A Swedish journalist who was allowed to visit a camp for migrants at Kazitiskis, a village north of the Lithuanian capital, reported this week in Dagens Nyheter that the camp houses 120 refugees from nations including Iraq and Afghanistan (as well as other countries). The conditions were described as ‘spartan’. It took also months for the refugees to be registered by the Lithuanian authorities.
Poland appears to apply an even harsher policy and is preventing migrants from crossing the Belarusian border.
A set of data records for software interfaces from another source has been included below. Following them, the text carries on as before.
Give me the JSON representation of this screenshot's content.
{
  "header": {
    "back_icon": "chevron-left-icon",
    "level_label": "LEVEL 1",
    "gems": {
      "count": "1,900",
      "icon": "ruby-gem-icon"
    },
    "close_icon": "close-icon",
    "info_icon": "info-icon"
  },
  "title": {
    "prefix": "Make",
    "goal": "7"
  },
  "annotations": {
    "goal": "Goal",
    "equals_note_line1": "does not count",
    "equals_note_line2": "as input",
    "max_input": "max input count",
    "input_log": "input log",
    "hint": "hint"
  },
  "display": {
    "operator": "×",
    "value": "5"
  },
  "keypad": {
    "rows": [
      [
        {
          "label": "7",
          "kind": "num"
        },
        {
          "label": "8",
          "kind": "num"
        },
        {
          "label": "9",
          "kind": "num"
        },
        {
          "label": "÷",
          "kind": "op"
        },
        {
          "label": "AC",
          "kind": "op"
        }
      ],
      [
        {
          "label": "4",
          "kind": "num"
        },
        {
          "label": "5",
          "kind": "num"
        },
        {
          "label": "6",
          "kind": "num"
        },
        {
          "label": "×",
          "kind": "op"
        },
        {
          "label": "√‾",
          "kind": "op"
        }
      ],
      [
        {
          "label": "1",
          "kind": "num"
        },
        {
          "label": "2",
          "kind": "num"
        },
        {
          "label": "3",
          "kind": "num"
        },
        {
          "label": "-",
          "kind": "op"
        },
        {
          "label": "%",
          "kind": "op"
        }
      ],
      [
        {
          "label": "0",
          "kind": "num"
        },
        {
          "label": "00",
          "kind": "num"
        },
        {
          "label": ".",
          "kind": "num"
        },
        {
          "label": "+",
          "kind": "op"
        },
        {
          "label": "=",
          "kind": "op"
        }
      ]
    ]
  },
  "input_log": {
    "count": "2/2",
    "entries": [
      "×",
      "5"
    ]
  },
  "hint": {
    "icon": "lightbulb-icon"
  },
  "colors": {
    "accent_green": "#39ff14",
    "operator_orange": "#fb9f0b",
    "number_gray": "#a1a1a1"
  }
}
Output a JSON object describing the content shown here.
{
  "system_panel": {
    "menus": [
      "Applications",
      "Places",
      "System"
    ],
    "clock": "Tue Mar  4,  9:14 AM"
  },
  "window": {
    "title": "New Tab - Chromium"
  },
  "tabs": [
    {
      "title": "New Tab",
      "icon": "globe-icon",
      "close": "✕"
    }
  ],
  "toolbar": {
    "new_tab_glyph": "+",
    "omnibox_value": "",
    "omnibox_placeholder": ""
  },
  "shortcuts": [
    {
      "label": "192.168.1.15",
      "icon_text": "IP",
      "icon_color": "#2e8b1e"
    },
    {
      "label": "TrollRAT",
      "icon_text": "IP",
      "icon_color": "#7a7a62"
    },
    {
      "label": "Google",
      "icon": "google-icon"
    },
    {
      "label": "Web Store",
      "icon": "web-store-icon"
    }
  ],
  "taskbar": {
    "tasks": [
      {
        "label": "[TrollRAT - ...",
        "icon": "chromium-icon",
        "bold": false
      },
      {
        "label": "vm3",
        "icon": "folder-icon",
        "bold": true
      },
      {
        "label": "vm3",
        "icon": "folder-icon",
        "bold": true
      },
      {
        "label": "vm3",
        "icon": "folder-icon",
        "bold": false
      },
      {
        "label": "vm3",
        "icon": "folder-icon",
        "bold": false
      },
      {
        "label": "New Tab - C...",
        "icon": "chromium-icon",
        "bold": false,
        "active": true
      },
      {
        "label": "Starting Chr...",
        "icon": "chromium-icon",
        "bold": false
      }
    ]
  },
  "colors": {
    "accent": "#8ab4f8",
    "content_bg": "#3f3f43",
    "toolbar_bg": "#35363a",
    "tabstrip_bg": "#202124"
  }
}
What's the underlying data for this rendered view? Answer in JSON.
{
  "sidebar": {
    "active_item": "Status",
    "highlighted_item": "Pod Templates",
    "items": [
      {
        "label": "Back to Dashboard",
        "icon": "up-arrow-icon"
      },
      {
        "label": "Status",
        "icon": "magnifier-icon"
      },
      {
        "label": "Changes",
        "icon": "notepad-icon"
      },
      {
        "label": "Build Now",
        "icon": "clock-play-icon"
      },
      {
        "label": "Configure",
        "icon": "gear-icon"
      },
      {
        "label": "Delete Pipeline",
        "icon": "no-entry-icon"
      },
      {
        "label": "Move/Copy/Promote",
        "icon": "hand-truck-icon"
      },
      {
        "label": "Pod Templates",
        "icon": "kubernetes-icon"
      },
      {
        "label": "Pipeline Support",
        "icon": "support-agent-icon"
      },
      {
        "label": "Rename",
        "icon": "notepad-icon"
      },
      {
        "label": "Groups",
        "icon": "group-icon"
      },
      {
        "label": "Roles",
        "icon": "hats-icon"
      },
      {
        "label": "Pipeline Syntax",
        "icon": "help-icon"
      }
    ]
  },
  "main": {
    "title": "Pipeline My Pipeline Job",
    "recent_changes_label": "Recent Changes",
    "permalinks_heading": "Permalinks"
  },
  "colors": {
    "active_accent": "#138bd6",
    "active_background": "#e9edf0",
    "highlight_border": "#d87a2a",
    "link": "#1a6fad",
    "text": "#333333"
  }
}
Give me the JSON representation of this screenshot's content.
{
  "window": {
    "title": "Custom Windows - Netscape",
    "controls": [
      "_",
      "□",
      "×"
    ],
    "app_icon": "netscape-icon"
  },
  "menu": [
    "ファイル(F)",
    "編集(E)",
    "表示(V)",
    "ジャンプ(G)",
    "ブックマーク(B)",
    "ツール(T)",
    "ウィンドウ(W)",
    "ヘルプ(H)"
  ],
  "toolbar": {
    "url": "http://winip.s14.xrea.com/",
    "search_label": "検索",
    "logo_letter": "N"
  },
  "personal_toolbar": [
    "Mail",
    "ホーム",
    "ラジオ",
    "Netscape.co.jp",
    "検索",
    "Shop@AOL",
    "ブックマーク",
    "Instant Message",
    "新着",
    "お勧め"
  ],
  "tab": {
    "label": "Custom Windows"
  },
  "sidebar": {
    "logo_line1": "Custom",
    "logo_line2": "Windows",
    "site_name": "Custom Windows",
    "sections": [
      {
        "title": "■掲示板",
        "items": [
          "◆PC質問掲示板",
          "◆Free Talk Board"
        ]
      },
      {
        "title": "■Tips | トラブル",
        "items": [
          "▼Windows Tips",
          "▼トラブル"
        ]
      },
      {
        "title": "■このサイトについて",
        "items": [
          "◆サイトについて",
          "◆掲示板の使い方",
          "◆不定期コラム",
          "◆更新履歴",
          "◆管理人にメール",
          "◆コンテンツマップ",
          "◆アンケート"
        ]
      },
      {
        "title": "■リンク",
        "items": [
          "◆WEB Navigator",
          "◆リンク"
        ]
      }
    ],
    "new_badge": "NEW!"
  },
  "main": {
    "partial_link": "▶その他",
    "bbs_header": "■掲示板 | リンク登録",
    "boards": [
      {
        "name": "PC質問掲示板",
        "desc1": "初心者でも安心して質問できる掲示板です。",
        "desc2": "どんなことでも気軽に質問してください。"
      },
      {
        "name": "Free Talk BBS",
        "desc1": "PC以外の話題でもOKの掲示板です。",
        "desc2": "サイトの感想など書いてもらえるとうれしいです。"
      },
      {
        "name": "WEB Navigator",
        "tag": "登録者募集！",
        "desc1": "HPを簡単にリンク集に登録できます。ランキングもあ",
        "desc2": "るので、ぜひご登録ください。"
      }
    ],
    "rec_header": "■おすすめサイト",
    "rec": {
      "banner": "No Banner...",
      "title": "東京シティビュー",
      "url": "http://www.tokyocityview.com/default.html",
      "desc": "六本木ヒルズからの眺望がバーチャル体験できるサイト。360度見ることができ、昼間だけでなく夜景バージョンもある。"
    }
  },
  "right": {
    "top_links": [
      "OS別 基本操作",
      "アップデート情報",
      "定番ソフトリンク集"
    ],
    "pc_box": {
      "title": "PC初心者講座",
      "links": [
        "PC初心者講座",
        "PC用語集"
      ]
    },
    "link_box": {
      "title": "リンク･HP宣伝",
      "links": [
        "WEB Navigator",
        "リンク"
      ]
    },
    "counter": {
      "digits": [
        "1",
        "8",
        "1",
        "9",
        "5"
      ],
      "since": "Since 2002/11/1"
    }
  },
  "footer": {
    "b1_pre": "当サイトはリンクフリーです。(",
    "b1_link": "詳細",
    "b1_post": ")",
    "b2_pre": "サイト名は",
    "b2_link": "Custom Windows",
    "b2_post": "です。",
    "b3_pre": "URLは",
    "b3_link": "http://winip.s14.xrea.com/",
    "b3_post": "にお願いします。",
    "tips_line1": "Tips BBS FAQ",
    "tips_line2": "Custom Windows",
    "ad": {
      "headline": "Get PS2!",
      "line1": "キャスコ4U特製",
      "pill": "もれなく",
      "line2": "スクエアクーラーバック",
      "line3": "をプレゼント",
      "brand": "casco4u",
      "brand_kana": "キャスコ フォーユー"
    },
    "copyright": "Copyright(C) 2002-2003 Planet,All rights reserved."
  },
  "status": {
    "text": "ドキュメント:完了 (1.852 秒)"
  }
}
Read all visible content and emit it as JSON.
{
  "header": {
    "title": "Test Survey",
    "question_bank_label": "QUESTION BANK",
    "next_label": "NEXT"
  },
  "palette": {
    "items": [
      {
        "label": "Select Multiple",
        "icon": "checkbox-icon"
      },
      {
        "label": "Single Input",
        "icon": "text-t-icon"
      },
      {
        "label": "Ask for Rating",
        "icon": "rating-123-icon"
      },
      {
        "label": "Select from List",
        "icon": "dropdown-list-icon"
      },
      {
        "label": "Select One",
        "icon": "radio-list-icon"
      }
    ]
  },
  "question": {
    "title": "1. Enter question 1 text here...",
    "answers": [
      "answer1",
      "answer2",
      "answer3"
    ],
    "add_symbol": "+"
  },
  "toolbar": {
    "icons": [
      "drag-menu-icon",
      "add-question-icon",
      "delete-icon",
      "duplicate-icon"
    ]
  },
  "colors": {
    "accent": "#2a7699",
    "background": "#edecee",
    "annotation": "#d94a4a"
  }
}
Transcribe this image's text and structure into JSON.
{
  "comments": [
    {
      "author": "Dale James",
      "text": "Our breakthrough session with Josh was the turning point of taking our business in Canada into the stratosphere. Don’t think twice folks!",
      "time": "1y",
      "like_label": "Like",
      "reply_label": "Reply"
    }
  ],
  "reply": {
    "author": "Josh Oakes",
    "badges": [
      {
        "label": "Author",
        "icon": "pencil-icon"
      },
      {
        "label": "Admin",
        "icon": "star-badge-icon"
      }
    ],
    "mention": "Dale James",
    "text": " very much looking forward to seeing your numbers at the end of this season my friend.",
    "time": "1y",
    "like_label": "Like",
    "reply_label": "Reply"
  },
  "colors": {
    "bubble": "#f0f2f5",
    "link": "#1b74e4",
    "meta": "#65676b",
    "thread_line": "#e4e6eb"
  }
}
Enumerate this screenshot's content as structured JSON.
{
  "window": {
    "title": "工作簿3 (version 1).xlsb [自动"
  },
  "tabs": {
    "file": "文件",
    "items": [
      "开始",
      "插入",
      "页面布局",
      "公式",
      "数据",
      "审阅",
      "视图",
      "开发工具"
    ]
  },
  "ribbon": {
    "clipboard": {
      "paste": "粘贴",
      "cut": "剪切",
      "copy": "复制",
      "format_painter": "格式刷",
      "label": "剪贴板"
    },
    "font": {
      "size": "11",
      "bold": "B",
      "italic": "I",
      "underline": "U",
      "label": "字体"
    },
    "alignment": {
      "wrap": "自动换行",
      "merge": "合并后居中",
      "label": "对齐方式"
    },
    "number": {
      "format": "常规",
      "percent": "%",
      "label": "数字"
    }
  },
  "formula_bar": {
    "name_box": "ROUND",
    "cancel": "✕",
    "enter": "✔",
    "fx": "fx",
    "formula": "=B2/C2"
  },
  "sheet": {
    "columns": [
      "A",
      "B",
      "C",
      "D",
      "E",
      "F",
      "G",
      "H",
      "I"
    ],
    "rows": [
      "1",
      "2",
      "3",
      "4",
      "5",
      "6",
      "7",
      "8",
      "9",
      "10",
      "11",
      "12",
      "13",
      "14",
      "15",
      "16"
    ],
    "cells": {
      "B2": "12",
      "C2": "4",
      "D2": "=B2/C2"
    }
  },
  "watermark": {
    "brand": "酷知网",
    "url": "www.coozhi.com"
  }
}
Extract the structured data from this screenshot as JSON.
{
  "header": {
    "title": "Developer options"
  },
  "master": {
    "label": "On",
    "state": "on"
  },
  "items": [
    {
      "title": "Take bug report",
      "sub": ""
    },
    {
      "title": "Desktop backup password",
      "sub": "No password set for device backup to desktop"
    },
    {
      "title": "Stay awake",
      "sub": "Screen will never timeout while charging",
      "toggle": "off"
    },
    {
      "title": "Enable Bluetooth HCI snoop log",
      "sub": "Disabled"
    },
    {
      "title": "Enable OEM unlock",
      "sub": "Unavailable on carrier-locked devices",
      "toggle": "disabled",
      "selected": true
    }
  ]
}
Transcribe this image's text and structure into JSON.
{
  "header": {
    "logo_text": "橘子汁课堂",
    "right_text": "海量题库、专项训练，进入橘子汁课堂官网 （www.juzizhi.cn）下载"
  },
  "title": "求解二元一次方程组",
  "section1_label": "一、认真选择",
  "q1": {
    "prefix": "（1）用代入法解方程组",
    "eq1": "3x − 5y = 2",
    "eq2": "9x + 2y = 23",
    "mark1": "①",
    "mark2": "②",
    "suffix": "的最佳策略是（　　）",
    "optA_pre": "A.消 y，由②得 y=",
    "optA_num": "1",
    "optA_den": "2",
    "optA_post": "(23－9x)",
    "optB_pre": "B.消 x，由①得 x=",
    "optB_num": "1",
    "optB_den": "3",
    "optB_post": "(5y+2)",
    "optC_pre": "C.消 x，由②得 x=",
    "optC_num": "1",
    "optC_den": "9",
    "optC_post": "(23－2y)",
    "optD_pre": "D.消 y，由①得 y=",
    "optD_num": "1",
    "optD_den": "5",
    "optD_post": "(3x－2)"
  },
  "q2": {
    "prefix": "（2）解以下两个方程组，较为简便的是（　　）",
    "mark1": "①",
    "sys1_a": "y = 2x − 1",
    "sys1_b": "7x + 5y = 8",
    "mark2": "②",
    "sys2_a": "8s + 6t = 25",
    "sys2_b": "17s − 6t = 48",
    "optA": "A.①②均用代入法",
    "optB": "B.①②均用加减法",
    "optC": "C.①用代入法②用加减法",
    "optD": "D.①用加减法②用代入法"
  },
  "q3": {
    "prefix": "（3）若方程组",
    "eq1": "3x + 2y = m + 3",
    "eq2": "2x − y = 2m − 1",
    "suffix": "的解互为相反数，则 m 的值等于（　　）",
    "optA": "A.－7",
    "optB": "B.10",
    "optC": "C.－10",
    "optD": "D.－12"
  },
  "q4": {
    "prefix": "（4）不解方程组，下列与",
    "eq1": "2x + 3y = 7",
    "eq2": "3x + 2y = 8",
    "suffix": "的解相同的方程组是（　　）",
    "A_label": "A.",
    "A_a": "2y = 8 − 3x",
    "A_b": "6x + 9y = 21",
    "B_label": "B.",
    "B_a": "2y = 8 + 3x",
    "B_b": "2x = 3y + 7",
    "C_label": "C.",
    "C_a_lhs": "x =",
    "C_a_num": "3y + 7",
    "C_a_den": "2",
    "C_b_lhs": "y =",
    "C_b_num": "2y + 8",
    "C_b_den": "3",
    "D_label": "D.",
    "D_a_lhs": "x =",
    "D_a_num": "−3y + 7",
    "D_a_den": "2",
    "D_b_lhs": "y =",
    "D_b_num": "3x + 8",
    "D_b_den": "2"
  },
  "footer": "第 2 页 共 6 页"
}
The Swedish journalist spotted 32 persons, all from Afghanistan, who were stranded in a no man’s land between Belarusian and Polish border guards without access to safe and sanitary conditions.
The Polish ombudsman for human rights, Marcin Wiacek, has criticised his country for its handling of the situation and stated that the border guards are obliged to receive asylum applications.
Asked to comment on alleged pushbacks at the border, a Commission spokesperson replied that the Commission firmly rejects attempts by the Belarusian regime to manipulate migrants and exert pressure on the EU’s external borders. He added that the Commission is following the situation and is in contact with the Polish authorities.
At a recent extraordinary meeting (18 August), interior ministers of EU Member States discussed the need for additional assistance for the Member States bordering Belarus. They also discussed the latest developments in Afghanistan.
The ministers will meet again next week. European Commission President von der Leyen described the meeting as a step in deciding on the scheme for voluntary settlement of Afghan nationals and their families that have been evacuated from the country following the Taliban takeover of the country. Member States are expected to allocate humanitarian visas to the evacuated people.
She also said after the G7 meeting this week “that the events we see in recent days underline the urgent need for Member States and the European Parliament to come to an agreement on our proposed Pact on Migration and Asylum. We need a fully functioning system in place that allows us to effectively manage our borders, ensures solidarity between Member States, and cooperates with countries of origin and transit.”
The Brussels Times